As a 100% Chardonnay, the Boschendal Jean Le Long Vintage Brut allows for an extended time on lees with a minimum contact period of 60 months. The result is a Cap Classique that tantalises the senses with its fresh, cool climate acidity and beautifully rounded yet equally complex structure. Interestingly, the Jean Le Long 2009 Brut had an even lengthier time on lees, due its incredible consistency and freshness. The result is an opulent Cap Classique with notes of brioche and lemon cream and a smooth yet delectable mousse on the palate.

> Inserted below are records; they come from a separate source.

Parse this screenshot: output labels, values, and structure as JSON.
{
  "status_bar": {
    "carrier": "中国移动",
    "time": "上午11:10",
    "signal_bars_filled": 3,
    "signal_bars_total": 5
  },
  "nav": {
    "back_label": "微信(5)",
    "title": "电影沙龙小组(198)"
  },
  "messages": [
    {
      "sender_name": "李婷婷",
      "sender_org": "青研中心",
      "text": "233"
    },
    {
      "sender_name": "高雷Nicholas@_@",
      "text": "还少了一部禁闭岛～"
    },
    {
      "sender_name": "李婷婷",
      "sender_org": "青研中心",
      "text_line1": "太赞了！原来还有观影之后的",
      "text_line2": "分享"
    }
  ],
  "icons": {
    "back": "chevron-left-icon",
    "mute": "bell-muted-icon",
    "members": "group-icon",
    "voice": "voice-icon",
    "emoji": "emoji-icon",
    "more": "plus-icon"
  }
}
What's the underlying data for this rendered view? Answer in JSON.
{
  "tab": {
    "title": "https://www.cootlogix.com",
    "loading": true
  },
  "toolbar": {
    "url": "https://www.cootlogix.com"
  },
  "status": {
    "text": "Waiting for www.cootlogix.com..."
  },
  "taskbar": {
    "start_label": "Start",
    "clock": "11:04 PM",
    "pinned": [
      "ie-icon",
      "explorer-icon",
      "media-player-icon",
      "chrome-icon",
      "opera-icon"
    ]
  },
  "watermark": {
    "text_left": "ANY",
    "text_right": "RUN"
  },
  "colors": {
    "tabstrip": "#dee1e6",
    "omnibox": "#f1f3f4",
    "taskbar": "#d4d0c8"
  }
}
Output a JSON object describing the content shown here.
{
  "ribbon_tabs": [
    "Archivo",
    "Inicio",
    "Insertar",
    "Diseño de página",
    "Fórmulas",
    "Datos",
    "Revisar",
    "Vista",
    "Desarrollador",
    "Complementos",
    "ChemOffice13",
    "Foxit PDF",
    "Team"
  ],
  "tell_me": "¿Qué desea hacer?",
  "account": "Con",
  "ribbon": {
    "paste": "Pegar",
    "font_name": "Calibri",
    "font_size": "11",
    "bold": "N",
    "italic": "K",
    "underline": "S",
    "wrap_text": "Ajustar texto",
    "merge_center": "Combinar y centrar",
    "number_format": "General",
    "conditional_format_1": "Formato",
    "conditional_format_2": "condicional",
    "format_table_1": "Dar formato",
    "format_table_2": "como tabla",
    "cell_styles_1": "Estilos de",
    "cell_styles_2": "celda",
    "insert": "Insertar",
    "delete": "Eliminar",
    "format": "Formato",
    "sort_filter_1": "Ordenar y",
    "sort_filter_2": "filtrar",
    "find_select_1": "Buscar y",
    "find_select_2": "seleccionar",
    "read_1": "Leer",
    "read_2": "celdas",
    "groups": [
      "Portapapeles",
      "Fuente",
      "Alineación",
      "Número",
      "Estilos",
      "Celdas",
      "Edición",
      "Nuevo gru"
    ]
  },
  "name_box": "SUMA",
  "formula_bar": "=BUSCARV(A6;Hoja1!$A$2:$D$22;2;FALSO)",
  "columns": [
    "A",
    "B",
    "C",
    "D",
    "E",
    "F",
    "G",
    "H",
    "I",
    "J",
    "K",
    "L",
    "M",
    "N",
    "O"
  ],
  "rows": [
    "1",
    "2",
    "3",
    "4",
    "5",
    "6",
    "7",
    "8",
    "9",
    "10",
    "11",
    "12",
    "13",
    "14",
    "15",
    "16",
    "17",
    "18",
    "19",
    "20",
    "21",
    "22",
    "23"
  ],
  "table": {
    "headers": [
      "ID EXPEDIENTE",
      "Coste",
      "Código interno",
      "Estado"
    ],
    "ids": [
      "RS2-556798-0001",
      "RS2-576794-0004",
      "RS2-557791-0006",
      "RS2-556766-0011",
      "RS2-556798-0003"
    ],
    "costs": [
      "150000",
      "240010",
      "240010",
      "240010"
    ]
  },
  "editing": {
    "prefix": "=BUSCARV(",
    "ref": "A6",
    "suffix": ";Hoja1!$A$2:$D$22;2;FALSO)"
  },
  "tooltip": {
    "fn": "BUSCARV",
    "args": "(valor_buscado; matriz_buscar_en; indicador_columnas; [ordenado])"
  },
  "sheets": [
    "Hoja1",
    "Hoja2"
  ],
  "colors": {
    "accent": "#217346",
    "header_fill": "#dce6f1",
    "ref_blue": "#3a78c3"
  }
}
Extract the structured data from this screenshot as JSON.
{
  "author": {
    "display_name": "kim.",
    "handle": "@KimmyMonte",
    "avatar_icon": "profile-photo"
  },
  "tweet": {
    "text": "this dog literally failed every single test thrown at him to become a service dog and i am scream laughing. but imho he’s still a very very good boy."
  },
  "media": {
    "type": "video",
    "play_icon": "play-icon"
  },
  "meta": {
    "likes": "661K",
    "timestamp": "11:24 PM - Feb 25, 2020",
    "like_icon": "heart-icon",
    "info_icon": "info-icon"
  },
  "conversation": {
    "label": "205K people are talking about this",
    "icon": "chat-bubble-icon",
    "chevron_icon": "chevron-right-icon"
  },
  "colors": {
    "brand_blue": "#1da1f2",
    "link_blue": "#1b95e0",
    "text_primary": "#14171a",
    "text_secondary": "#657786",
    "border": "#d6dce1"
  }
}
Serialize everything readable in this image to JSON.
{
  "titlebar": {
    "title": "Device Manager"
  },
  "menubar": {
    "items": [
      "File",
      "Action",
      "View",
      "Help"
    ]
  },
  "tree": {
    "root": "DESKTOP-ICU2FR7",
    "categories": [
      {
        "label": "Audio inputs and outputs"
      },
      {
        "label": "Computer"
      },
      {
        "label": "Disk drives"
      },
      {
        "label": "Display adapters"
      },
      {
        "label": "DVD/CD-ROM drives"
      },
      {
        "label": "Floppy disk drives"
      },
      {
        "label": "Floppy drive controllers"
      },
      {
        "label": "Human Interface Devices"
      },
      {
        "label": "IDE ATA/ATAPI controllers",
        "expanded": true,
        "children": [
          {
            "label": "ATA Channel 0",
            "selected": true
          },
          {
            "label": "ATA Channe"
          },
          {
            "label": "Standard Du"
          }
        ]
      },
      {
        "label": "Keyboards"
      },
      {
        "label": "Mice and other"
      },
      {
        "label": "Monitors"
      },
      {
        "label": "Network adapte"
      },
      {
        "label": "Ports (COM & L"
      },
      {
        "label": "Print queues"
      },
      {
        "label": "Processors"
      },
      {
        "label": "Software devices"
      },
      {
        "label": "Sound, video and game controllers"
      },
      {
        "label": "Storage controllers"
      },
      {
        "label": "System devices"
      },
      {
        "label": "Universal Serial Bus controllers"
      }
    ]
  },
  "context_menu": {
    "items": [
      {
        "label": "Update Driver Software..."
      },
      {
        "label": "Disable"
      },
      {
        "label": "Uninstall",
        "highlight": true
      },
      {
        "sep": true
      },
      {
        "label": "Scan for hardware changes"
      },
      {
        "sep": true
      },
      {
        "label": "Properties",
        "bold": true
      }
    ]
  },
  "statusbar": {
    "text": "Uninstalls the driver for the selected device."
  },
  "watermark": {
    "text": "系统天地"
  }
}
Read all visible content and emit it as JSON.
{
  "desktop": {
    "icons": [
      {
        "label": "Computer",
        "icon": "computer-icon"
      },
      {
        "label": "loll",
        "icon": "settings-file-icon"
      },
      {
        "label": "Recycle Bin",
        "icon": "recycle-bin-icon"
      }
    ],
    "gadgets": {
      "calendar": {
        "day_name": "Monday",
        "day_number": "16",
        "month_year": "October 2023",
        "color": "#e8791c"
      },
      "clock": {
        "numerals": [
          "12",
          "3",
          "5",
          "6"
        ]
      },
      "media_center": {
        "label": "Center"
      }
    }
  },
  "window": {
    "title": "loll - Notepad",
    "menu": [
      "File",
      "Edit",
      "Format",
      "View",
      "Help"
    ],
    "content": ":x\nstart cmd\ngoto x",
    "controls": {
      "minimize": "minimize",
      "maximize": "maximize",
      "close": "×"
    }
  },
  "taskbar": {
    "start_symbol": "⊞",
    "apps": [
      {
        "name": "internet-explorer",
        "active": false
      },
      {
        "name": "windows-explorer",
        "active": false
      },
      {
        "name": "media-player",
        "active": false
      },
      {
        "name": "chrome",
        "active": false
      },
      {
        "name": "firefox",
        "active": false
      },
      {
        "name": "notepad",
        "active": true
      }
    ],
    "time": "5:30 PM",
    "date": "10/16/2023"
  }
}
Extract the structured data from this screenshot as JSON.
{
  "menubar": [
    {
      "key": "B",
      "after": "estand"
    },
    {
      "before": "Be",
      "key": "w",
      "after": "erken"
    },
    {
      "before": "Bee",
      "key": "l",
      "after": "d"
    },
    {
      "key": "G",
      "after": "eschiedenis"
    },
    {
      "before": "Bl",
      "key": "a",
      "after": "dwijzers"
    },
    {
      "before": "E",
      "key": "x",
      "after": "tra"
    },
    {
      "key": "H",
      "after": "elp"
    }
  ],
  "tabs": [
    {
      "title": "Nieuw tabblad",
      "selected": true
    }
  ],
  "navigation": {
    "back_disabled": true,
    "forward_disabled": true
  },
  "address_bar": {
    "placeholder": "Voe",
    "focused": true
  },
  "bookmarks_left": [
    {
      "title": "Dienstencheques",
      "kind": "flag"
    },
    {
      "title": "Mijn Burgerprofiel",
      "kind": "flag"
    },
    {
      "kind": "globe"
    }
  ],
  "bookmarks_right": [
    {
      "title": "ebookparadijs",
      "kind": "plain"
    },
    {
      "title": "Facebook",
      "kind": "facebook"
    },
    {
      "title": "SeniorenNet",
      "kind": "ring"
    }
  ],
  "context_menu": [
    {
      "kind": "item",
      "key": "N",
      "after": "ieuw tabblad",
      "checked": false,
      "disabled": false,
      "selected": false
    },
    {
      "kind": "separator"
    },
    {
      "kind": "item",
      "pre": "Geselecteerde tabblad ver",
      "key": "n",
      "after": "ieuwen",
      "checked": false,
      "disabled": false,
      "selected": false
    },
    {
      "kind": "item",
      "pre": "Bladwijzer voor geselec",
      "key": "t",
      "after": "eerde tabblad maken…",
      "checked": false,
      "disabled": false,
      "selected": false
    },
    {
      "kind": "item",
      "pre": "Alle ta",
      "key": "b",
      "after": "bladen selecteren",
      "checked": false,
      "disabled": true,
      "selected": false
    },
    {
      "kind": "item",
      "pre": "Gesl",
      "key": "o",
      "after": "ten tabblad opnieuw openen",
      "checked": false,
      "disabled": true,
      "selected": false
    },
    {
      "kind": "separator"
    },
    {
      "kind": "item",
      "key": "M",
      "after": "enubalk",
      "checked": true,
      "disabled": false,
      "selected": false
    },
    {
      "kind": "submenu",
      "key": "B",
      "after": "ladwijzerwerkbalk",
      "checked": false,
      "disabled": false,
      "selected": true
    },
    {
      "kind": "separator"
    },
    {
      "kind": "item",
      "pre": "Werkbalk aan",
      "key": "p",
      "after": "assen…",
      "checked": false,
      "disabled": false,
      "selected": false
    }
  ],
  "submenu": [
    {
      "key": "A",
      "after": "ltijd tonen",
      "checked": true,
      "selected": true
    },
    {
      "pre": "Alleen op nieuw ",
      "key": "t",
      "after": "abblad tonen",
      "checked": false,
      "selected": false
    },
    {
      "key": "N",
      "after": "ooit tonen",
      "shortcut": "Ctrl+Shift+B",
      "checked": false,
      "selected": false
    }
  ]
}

The Jean Le Long is a true testament to Boschendal’s pursuit to craft the ultimate bubbly. 

The force majeure felt by all those who have worked with the Boschendal Cap Classique to maintain the attention to detail and consistently look for slight, yet noteworthy methods in which to improve each vintage and non-vintage blend or single cultivar wine, is tangible. This has been my experience in working with the Cap Classique wines from this historic estate. There is a loyalty and obligation to all those that have walked the Boschendal Estate soils before you, to pay homage to the ground-shakers, rule-breakers and revolutionaries that have had a part in the legacy that is Boschendal wines".

But how do you craft the perfect Cap Classique? 

"In France, they call it Champagne. In South Africa, we call it Cap Classique. Both styles use the same traditional methods but with very distinctive characteristics.  As 2023 marks the 52nd anniversary of the Cape’s Cap Classique category and Boschendal’s 42nd anniversary of producing this vibrant elixir, let’s honour this remarkable milestone by exploring how this unique sparkling wine is made.

Have you ever wondered where the characteristic ‘Pop!’ and resulting bubbles come from when opening a bottle of Cap Classique?  As a ‘bottled fermented wine’, Cap Classique is made using the age-old méthode champenoise technique - attributed initially to inventor Dom Perignon in the late 1600s. In short, the grapes are pressed and fermented in stainless steel tanks - much like traditional wine. However, the difference comes in that once the base wine is bottled, the winemaker adds a measured combination of sugar and yeast (called the liqueur de tirage) to kickstart a second fermentation process - right in the bottle!

The reason the base wine is sweetened is to ensure that the yeast mixture has enough ‘food’ and nutrients to survive the increasing pressure. The by-products of most sugar-based fermentations are heat and carbon dioxide. As the bottle volume under the crown cap is 750ml, the heat created from the fermentation is not that significant (although at Boschendal, we still complete bottle fermentation in a temperature-regulated storage area). However, the increase in pressure from carbon dioxide production can be significant, producing 6 to 8 bars of pressure.

Since the bottle is tightly sealed and the second fermentation takes place within it, there’s nowhere for the gas to escape – so it is reabsorbed into the liquid until the cork pops, and it gets a chance to sparkle! The result is a Cap Classique with approximately 50 million bubbles per bottle, which creates the beloved ‘fizz’ effect on the wine and resulting and sought-after ‘mousse’ sensation on the palate. While Cap Classique’s production is time-consuming and a trial of devotion and patience, it is by far the most rewarding category of wine to produce - and no doubt the most exhilarating to consume!


We'll drink to that. Thank you for all the insights Danielle! 

Below are some stockists for the Boschendal wines: